Element data from apps and pages:
+ + + + +

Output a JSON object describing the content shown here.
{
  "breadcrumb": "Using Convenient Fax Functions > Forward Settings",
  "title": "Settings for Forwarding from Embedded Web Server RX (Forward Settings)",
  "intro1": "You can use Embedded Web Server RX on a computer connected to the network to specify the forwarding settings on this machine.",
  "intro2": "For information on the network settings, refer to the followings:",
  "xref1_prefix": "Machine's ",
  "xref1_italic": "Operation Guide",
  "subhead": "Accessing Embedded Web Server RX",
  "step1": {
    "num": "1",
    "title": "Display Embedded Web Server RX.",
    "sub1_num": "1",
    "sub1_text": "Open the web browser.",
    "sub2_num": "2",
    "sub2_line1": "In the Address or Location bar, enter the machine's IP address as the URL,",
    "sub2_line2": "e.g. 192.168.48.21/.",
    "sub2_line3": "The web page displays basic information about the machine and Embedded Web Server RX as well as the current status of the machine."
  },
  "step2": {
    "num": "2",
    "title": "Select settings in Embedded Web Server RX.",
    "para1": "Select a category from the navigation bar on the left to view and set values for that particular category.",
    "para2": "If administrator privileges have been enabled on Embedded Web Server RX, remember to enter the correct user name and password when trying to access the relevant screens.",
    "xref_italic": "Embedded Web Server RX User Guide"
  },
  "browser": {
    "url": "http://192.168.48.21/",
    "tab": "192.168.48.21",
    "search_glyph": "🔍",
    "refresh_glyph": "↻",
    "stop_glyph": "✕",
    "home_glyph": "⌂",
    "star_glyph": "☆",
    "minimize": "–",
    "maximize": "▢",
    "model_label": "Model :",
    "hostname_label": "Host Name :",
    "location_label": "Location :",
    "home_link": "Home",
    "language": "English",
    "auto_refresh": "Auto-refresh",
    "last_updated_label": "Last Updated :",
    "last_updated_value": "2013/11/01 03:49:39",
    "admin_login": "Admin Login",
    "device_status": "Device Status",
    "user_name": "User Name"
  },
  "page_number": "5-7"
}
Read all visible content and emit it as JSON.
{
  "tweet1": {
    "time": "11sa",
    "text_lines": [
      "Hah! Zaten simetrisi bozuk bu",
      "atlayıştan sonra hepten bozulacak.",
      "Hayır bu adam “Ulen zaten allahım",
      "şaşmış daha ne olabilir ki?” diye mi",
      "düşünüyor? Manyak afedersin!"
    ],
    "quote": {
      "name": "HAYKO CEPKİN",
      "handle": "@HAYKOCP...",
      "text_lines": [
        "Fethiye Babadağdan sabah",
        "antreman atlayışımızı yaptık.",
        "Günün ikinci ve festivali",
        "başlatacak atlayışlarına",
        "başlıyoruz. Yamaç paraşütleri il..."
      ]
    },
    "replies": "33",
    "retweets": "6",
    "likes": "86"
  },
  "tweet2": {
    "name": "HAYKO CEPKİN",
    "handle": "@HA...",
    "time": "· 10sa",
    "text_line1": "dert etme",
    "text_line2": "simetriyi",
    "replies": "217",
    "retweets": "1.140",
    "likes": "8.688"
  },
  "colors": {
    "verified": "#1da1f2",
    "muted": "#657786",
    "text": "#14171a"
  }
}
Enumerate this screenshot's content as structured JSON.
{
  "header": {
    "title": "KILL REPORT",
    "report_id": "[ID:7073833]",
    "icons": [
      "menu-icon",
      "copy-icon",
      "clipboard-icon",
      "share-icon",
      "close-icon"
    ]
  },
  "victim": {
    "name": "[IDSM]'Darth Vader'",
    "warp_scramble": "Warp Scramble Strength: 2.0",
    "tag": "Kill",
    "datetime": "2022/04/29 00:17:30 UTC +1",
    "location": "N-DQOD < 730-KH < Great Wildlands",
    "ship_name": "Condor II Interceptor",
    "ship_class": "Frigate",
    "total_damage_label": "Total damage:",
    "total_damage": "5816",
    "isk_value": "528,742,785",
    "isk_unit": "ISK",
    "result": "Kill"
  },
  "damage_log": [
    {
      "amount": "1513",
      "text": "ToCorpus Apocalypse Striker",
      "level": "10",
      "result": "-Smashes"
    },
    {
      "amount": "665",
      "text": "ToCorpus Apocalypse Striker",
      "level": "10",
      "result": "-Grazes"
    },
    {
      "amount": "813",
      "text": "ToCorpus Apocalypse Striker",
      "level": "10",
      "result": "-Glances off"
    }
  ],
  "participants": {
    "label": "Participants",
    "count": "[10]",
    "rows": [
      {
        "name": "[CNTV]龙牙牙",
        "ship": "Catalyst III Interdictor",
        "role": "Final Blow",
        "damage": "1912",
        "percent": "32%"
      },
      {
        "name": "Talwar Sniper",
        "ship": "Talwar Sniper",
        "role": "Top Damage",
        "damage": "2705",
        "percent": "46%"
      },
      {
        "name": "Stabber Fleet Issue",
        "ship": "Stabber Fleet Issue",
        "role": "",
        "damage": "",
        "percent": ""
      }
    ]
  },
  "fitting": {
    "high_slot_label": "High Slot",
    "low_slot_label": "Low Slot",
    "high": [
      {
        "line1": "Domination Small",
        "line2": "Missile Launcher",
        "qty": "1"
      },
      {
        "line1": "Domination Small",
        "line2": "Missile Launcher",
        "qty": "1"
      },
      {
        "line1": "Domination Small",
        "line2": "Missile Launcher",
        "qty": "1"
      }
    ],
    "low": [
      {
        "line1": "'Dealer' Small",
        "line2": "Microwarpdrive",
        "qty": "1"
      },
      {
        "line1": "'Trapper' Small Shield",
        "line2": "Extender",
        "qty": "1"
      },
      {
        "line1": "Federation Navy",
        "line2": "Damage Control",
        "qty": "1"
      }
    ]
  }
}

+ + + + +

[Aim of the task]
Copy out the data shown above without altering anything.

[Expected answer]
Output a JSON object describing the content shown here.
{
  "breadcrumb": "Using Convenient Fax Functions > Forward Settings",
  "title": "Settings for Forwarding from Embedded Web Server RX (Forward Settings)",
  "intro1": "You can use Embedded Web Server RX on a computer connected to the network to specify the forwarding settings on this machine.",
  "intro2": "For information on the network settings, refer to the followings:",
  "xref1_prefix": "Machine's ",
  "xref1_italic": "Operation Guide",
  "subhead": "Accessing Embedded Web Server RX",
  "step1": {
    "num": "1",
    "title": "Display Embedded Web Server RX.",
    "sub1_num": "1",
    "sub1_text": "Open the web browser.",
    "sub2_num": "2",
    "sub2_line1": "In the Address or Location bar, enter the machine's IP address as the URL,",
    "sub2_line2": "e.g. 192.168.48.21/.",
    "sub2_line3": "The web page displays basic information about the machine and Embedded Web Server RX as well as the current status of the machine."
  },
  "step2": {
    "num": "2",
    "title": "Select settings in Embedded Web Server RX.",
    "para1": "Select a category from the navigation bar on the left to view and set values for that particular category.",
    "para2": "If administrator privileges have been enabled on Embedded Web Server RX, remember to enter the correct user name and password when trying to access the relevant screens.",
    "xref_italic": "Embedded Web Server RX User Guide"
  },
  "browser": {
    "url": "http://192.168.48.21/",
    "tab": "192.168.48.21",
    "search_glyph": "🔍",
    "refresh_glyph": "↻",
    "stop_glyph": "✕",
    "home_glyph": "⌂",
    "star_glyph": "☆",
    "minimize": "–",
    "maximize": "▢",
    "model_label": "Model :",
    "hostname_label": "Host Name :",
    "location_label": "Location :",
    "home_link": "Home",
    "language": "English",
    "auto_refresh": "Auto-refresh",
    "last_updated_label": "Last Updated :",
    "last_updated_value": "2013/11/01 03:49:39",
    "admin_login": "Admin Login",
    "device_status": "Device Status",
    "user_name": "User Name"
  },
  "page_number": "5-7"
}
Read all visible content and emit it as JSON.
{
  "tweet1": {
    "time": "11sa",
    "text_lines": [
      "Hah! Zaten simetrisi bozuk bu",
      "atlayıştan sonra hepten bozulacak.",
      "Hayır bu adam “Ulen zaten allahım",
      "şaşmış daha ne olabilir ki?” diye mi",
      "düşünüyor? Manyak afedersin!"
    ],
    "quote": {
      "name": "HAYKO CEPKİN",
      "handle": "@HAYKOCP...",
      "text_lines": [
        "Fethiye Babadağdan sabah",
        "antreman atlayışımızı yaptık.",
        "Günün ikinci ve festivali",
        "başlatacak atlayışlarına",
        "başlıyoruz. Yamaç paraşütleri il..."
      ]
    },
    "replies": "33",
    "retweets": "6",
    "likes": "86"
  },
  "tweet2": {
    "name": "HAYKO CEPKİN",
    "handle": "@HA...",
    "time": "· 10sa",
    "text_line1": "dert etme",
    "text_line2": "simetriyi",
    "replies": "217",
    "retweets": "1.140",
    "likes": "8.688"
  },
  "colors": {
    "verified": "#1da1f2",
    "muted": "#657786",
    "text": "#14171a"
  }
}
Enumerate this screenshot's content as structured JSON.
{
  "header": {
    "title": "KILL REPORT",
    "report_id": "[ID:7073833]",
    "icons": [
      "menu-icon",
      "copy-icon",
      "clipboard-icon",
      "share-icon",
      "close-icon"
    ]
  },
  "victim": {
    "name": "[IDSM]'Darth Vader'",
    "warp_scramble": "Warp Scramble Strength: 2.0",
    "tag": "Kill",
    "datetime": "2022/04/29 00:17:30 UTC +1",
    "location": "N-DQOD < 730-KH < Great Wildlands",
    "ship_name": "Condor II Interceptor",
    "ship_class": "Frigate",
    "total_damage_label": "Total damage:",
    "total_damage": "5816",
    "isk_value": "528,742,785",
    "isk_unit": "ISK",
    "result": "Kill"
  },
  "damage_log": [
    {
      "amount": "1513",
      "text": "ToCorpus Apocalypse Striker",
      "level": "10",
      "result": "-Smashes"
    },
    {
      "amount": "665",
      "text": "ToCorpus Apocalypse Striker",
      "level": "10",
      "result": "-Grazes"
    },
    {
      "amount": "813",
      "text": "ToCorpus Apocalypse Striker",
      "level": "10",
      "result": "-Glances off"
    }
  ],
  "participants": {
    "label": "Participants",
    "count": "[10]",
    "rows": [
      {
        "name": "[CNTV]龙牙牙",
        "ship": "Catalyst III Interdictor",
        "role": "Final Blow",
        "damage": "1912",
        "percent": "32%"
      },
      {
        "name": "Talwar Sniper",
        "ship": "Talwar Sniper",
        "role": "Top Damage",
        "damage": "2705",
        "percent": "46%"
      },
      {
        "name": "Stabber Fleet Issue",
        "ship": "Stabber Fleet Issue",
        "role": "",
        "damage": "",
        "percent": ""
      }
    ]
  },
  "fitting": {
    "high_slot_label": "High Slot",
    "low_slot_label": "Low Slot",
    "high": [
      {
        "line1": "Domination Small",
        "line2": "Missile Launcher",
        "qty": "1"
      },
      {
        "line1": "Domination Small",
        "line2": "Missile Launcher",
        "qty": "1"
      },
      {
        "line1": "Domination Small",
        "line2": "Missile Launcher",
        "qty": "1"
      }
    ],
    "low": [
      {
        "line1": "'Dealer' Small",
        "line2": "Microwarpdrive",
        "qty": "1"
      },
      {
        "line1": "'Trapper' Small Shield",
        "line2": "Extender",
        "qty": "1"
      },
      {
        "line1": "Federation Navy",
        "line2": "Damage Control",
        "qty": "1"
      }
    ]
  }
}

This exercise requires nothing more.